And what better to do when something makes me cringe than to write about it? So, I sat down to write this piece. Originally, it was going to be a list of ways in which yoga teachers can annoy their students. Then, it was going to be a sort of yoga students' "bill of rights": what yoga teachers must never ever do in class, like talk like an Indian, or force their physical adjustments on people who ask them to beg off, or tell their students what they are feeling when it is impossible for them to know. But as I wrote, as I processed my own annoyance with this teacher, I couldn't help but remember how nice it was to be taught this morning. How truly grateful I was to have been able to go to exactly the class I wanted to go to at precisely the time I wanted to go, within a half hour's distance from my home (which is kind of in the middle of nowhere). How good it felt to let go of being my own teacher for once and to let someone else work against the "motivational gravity" that I sometimes (no, often) find myself fighting against in my self-practice.
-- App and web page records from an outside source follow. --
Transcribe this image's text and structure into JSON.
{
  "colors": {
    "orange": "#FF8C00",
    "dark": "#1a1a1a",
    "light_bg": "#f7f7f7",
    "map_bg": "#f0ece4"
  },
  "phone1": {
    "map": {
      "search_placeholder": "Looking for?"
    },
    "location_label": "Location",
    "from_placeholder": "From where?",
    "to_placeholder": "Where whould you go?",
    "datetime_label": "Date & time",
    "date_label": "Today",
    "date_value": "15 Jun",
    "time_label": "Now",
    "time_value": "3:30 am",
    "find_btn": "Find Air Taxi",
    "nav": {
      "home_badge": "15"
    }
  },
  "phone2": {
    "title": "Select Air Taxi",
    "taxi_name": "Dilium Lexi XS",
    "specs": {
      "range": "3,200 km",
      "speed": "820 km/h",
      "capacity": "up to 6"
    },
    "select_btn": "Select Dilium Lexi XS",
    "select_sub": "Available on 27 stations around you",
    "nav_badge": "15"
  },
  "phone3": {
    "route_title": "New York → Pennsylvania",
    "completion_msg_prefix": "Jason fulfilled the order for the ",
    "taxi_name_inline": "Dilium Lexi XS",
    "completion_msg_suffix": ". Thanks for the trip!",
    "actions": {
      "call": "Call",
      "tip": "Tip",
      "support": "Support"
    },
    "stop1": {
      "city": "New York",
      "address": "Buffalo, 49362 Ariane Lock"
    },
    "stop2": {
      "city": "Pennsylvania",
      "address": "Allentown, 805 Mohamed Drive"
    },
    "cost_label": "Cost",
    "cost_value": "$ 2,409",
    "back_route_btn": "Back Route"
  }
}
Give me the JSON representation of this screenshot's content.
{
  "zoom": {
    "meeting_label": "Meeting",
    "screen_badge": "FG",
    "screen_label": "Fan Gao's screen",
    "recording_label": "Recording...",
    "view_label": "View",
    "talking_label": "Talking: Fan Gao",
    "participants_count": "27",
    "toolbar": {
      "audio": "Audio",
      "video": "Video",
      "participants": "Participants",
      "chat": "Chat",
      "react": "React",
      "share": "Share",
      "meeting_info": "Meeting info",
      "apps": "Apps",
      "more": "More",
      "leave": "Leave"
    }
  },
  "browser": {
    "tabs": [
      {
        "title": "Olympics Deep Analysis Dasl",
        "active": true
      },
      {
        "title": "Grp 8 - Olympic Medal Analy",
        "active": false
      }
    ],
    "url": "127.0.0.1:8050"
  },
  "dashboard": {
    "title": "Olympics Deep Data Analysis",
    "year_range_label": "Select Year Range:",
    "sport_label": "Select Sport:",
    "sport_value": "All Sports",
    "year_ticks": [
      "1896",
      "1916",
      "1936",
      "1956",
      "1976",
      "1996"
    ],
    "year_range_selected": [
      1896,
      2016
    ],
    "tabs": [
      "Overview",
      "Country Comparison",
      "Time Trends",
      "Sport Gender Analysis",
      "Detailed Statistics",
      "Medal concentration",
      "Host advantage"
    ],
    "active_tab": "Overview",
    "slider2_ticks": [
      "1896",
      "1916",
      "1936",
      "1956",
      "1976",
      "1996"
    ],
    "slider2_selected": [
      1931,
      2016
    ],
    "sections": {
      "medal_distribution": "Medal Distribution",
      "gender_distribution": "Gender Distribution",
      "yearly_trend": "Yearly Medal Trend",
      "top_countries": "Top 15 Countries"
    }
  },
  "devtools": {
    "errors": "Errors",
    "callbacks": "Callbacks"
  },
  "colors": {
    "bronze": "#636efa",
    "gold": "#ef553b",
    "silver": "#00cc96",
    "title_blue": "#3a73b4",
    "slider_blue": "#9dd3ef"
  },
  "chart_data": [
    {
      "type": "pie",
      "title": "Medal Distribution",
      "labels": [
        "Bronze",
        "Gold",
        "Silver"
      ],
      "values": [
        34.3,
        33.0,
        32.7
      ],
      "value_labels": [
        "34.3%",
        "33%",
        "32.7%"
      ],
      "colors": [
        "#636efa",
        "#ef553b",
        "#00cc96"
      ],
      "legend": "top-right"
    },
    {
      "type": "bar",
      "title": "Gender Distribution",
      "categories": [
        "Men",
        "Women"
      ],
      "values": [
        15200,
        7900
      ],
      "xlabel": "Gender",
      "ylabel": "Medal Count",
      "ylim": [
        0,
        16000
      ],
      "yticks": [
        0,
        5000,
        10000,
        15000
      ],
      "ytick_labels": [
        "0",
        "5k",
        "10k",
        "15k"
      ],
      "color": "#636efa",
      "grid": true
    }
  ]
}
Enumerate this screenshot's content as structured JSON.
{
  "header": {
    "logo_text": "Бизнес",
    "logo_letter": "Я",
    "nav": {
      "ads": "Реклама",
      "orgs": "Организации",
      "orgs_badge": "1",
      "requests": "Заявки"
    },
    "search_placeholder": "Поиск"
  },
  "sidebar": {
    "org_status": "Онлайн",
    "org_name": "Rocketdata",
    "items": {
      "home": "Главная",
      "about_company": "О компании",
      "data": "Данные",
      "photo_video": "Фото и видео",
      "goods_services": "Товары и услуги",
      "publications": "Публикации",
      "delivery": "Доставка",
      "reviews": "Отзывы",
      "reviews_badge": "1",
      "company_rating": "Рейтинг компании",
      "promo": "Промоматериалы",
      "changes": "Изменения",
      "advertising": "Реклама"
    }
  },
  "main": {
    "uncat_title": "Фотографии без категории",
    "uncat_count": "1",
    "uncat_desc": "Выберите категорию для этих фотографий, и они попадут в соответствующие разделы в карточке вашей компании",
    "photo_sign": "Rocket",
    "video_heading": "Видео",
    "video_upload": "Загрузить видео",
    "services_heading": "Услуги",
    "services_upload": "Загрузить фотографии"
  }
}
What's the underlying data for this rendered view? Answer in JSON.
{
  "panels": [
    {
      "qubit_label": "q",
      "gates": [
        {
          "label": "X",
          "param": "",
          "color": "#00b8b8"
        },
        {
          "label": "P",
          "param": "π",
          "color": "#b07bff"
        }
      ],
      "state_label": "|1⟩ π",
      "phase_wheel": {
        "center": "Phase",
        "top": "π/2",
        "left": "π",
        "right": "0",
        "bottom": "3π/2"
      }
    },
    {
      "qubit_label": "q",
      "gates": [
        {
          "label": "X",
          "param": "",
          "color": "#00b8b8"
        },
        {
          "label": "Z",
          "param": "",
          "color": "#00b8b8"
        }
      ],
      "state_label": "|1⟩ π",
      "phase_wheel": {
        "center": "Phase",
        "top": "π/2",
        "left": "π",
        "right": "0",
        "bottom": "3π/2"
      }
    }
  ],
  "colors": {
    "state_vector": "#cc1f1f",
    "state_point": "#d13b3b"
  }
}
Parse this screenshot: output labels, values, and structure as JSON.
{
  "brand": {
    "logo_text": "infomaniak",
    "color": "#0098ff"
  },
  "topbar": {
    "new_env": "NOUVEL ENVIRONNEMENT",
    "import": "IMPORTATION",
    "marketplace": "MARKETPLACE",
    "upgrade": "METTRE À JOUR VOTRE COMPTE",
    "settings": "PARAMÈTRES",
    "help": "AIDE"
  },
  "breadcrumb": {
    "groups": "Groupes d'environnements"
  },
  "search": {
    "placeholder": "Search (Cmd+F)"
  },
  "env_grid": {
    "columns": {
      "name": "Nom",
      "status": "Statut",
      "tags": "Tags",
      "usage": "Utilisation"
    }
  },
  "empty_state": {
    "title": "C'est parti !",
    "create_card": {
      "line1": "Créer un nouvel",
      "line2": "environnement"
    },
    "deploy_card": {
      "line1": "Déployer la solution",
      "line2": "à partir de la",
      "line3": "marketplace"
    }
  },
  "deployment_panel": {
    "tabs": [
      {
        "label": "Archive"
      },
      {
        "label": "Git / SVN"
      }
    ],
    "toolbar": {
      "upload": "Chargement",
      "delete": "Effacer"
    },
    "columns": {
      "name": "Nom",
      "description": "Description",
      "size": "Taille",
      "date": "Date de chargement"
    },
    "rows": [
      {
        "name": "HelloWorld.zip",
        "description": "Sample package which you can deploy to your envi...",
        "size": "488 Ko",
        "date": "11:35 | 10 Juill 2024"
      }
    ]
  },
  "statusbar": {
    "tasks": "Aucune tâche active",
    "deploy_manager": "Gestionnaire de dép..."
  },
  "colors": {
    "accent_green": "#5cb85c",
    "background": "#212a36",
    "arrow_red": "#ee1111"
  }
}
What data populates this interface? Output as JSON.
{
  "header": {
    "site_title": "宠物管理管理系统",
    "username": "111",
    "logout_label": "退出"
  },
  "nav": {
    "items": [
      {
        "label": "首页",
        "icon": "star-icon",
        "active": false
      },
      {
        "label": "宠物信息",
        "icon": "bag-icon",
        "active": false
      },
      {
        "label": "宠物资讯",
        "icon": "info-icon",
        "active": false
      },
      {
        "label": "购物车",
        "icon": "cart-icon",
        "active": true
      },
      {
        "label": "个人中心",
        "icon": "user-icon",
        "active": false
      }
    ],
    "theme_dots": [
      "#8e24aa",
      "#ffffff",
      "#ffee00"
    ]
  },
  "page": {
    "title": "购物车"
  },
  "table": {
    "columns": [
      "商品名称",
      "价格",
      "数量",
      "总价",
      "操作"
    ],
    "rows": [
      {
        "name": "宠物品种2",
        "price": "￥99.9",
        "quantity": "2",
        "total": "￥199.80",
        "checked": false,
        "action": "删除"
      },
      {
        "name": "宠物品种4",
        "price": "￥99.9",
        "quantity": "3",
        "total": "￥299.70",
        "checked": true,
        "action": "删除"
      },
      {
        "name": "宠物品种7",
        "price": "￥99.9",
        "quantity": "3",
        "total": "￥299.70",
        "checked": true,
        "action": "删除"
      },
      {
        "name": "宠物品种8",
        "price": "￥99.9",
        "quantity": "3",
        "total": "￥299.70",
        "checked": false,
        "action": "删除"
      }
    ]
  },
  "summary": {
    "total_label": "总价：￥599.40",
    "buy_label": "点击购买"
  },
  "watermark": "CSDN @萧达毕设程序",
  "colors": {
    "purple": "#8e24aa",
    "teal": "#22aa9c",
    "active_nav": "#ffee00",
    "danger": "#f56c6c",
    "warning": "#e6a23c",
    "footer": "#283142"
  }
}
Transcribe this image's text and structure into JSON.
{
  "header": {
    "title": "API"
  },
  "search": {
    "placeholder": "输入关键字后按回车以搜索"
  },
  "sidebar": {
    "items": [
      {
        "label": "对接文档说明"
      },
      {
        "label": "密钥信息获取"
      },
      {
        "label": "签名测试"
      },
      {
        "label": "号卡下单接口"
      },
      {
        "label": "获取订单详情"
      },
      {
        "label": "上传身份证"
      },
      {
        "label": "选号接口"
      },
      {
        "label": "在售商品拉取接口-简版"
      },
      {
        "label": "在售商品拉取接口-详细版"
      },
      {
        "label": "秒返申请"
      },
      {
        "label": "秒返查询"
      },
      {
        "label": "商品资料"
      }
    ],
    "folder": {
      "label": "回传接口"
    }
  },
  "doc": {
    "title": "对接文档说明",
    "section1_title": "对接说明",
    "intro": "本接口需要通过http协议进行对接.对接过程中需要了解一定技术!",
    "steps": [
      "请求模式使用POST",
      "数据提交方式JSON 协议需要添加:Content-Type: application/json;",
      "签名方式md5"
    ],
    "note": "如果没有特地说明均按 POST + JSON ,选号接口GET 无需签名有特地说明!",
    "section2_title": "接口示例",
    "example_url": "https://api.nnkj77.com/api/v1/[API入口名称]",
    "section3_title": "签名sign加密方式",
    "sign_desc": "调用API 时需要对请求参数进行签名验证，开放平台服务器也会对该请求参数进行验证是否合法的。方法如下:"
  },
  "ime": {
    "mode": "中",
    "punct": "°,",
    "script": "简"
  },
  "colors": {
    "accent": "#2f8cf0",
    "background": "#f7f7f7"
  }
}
And then I was like, "Awww, whatchagonna do? Never ever take a yoga class?"
I absolutely hate those sappy yoga magazine articles in which the writer talks about having overcome her negative feelings and turned them into something positive. They always ring a bit false to me. Yet here I am finding that I don't have it in me to really write something mean and scathing about the yoga teacher who led the (somewhat annoying) class I took this morning (okay, yeah, I know, I did manage to lob a barb here, but only in the most meta of ways). And here I am writing about the fact that I made this shift from negativity towards something more...healthy, I guess. At least less negative. I mean, look, it's not like I've come around to writing about how things that annoy me make me really really happy and that things that I don't like are the bestest things in the world (which brings to mind a yoga teacher I know who recently wrote a note on Facebook about how his newborn baby's waking every two hours makes him feel happy and energized rather than bleary-eyed crazy), but for me, this is something. For me, it seems worth noting.
But what is it? Have I shifted permanently from slightly cranky suburban houswife slash yoga teacher towards enlightened cave-dweller? Nah. Let's get real. It's just moment. A moment of lightness. A moment of tolerance. A moment of recognizing that in this case, what is good is worth braving the annoying part. But mostly, it's a sign that the yoga works. It really does. Even if you don't want it to. Even if you think you won't let it. Even in spite of the silly things that come out of the mouths of yoga teachers. Even in spite of students (like me) getting in their own way. The reality is: the yoga gets in you.
And it works.